9. In combination, resistance ribbon, a crosswise corrugated carrier, a second crosswise corrugated carrier, a third crosswise corrugated carrier, saio resistance ribbon being arranged lengthwise between said first mentioned carrier and one face of said second carrier and around one end of said second carrier and back along the other face of said second carrier between said second carrier and said third carrier, and insulation arranged between said resistance ribbon and said carriers, said carriers being adapted to be held securely together, clamping said re sistance ribbon between them at frequent intervals of length of said resistance ribbon, said carries being formed and arranged with said resistance ribbon and with said insulation to provide unobstructed passageway for a cooling medium to pass ere: ise of said resistance ribbon over the entire surface of said resistance ribbon, except at the clamping points where said resistance ribbon is clamped between said carriers, said carriers being so formed. that when tw identical carriers are arranged with one reversed endwise relative to the other, said resistance ribbon may be clamped between depression in one of said carriesv and projections of the other of said carriers.

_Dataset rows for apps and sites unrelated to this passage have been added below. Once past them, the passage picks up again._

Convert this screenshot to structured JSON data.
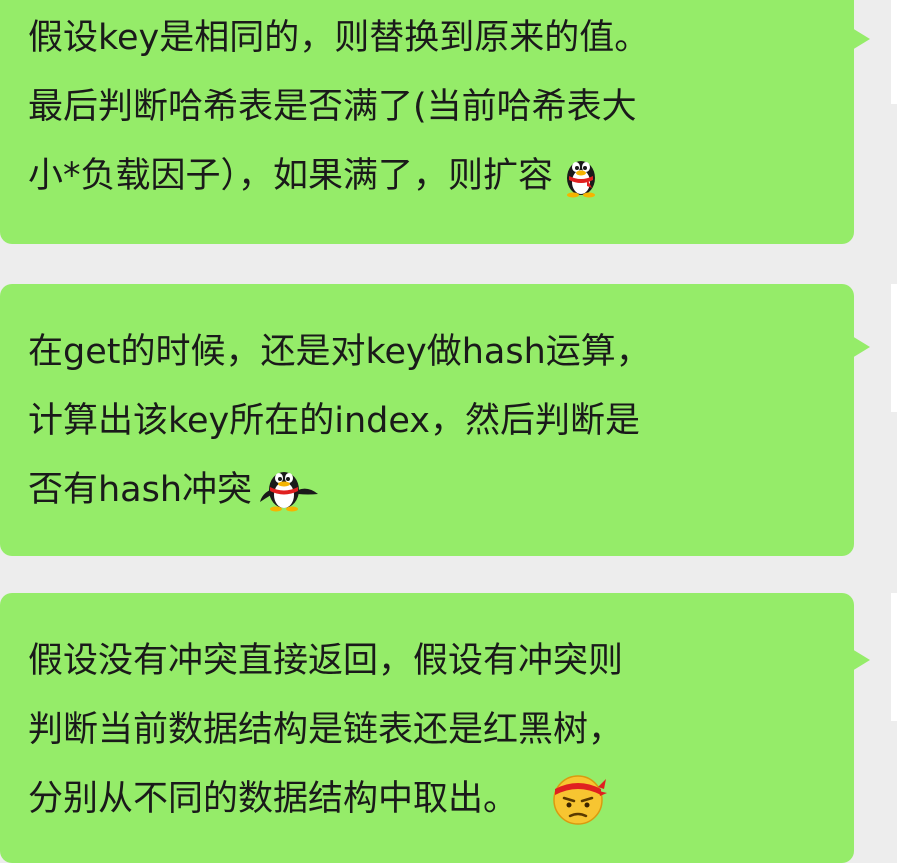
{
  "messages": [
    {
      "lines": [
        "假设key是相同的，则替换到原来的值。",
        "最后判断哈希表是否满了(当前哈希表大",
        "小*负载因子），如果满了，则扩容"
      ],
      "emoji": "qq-penguin-icon"
    },
    {
      "lines": [
        "在get的时候，还是对key做hash运算，",
        "计算出该key所在的index，然后判断是",
        "否有hash冲突"
      ],
      "emoji": "qq-penguin-icon"
    },
    {
      "lines": [
        "假设没有冲突直接返回，假设有冲突则",
        "判断当前数据结构是链表还是红黑树，",
        "分别从不同的数据结构中取出。"
      ],
      "emoji": "headband-frown-face-icon"
    }
  ],
  "colors": {
    "background": "#ededed",
    "bubble": "#95ec69",
    "text": "#1a1a1a",
    "avatar_edge": "#ffffff"
  }
}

THOMAS S. KEMBLE.

Referenced by
Citing PatentFiling datePublication dateApplicantTitle
US2474664 *May 15, 1946Jun 28, 1949Grabeau Walter GElectric heating system
US3163841 *Jan 2, 1962Dec 29, 1964Corning Glass WorksElectric resistance heater
US6694975 *Sep 20, 2001Feb 24, 2004Aradigm CorporationTemperature controlling device for aerosol drug delivery
US7143766Feb 5, 2004Dec 5, 2006Aradigm CorporationTemperature controlling device for aerosol drug delivery
US20070062526 *Oct 31, 2006Mar 22, 2007Aradigm CorporationTemperature controlling device for aerosol drug delivery
DE1060964B *Jul 7, 1956Jul 9, 1959Der Perk Albert VanWiderstand fuer grosse Stromstaerken
Classifications
U.S. Classification338/58, 338/280
International ClassificationH01C3/00, H01C3/10
Cooperative ClassificationH01C3/10, H01C3/00
European ClassificationH01C3/10, H01C3/00